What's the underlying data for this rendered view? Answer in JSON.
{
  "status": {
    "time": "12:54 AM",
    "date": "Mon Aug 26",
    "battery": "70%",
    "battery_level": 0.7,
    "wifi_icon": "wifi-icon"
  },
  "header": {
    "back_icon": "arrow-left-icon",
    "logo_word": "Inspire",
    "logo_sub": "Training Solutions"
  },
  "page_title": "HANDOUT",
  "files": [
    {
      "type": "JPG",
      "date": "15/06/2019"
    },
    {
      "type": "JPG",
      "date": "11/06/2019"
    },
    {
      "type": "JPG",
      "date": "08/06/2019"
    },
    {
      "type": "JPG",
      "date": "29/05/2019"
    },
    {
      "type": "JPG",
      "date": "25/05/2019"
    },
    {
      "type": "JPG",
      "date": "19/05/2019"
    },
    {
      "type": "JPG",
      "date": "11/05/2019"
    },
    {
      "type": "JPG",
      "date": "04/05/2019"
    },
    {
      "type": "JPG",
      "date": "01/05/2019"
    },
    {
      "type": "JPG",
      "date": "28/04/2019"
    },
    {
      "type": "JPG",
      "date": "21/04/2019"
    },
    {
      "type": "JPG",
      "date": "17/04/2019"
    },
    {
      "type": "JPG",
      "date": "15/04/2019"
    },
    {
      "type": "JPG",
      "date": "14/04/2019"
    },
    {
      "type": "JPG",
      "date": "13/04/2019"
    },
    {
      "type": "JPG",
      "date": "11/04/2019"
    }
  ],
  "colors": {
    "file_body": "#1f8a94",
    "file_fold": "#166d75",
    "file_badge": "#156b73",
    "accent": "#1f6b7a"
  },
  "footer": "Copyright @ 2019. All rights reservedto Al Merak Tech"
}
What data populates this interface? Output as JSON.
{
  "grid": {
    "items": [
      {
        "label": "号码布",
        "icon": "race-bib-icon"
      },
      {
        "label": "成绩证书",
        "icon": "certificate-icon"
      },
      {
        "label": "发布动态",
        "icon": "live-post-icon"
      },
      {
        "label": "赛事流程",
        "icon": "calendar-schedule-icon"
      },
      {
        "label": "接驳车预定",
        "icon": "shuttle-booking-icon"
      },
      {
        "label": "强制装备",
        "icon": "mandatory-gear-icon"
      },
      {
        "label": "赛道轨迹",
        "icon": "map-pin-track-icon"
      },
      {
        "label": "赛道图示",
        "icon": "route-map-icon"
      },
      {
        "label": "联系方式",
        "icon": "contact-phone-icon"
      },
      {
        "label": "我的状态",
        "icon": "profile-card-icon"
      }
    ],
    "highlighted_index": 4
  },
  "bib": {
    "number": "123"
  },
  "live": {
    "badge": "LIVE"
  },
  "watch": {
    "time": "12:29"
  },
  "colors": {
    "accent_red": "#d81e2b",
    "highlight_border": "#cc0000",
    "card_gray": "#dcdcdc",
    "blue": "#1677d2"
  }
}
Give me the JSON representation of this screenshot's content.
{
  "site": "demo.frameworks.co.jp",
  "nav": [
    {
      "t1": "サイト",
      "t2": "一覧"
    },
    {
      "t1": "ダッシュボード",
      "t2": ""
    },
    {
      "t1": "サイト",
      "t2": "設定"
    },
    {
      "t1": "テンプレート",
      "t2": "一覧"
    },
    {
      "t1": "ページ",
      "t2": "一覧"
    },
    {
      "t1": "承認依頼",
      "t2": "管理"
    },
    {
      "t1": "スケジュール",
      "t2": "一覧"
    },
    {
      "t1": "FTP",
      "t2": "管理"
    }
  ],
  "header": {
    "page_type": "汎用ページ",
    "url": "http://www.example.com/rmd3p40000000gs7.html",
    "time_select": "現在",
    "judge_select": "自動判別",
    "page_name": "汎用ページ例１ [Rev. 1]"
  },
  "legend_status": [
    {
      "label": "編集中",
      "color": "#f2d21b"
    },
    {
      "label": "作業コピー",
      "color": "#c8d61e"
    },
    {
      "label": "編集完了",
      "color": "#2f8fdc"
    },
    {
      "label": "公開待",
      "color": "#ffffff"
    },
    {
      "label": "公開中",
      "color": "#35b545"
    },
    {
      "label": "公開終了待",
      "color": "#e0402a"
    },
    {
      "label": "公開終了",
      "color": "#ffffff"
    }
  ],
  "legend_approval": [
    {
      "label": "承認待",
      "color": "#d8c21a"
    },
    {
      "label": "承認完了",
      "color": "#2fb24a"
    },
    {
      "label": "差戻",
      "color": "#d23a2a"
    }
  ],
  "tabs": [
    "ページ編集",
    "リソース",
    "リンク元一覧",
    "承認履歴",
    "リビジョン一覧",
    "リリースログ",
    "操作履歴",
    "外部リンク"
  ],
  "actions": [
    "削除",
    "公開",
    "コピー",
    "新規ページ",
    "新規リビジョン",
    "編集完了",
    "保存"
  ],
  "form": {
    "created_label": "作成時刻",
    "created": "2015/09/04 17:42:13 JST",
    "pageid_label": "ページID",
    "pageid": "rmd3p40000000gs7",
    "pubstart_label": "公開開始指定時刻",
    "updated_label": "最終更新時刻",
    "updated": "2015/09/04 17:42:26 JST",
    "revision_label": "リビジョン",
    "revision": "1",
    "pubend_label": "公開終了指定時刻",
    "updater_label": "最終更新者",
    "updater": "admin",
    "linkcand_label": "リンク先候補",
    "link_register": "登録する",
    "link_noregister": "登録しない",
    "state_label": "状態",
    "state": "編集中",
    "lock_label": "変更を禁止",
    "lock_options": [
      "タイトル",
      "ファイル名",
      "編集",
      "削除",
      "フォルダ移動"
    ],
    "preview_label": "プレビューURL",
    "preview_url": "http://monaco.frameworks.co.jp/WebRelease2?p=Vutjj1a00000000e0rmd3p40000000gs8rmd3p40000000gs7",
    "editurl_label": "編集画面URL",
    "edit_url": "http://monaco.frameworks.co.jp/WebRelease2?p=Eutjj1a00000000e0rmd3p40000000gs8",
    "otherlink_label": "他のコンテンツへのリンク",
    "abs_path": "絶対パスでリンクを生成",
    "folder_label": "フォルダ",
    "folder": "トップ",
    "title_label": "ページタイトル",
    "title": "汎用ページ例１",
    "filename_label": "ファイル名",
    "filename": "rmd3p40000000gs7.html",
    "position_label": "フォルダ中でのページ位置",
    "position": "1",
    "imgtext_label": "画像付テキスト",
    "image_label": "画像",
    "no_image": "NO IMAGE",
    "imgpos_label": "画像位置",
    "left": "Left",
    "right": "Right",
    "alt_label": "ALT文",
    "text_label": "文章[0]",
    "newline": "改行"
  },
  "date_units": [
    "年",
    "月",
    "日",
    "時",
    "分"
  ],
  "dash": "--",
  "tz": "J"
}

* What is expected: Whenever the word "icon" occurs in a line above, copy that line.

* Written answer:
    "wifi_icon": "wifi-icon"
    "back_icon": "arrow-left-icon",
        "icon": "race-bib-icon"
        "icon": "certificate-icon"
        "icon": "live-post-icon"
        "icon": "calendar-schedule-icon"
        "icon": "shuttle-booking-icon"
        "icon": "mandatory-gear-icon"
        "icon": "map-pin-track-icon"
        "icon": "route-map-icon"
        "icon": "contact-phone-icon"
        "icon": "profile-card-icon"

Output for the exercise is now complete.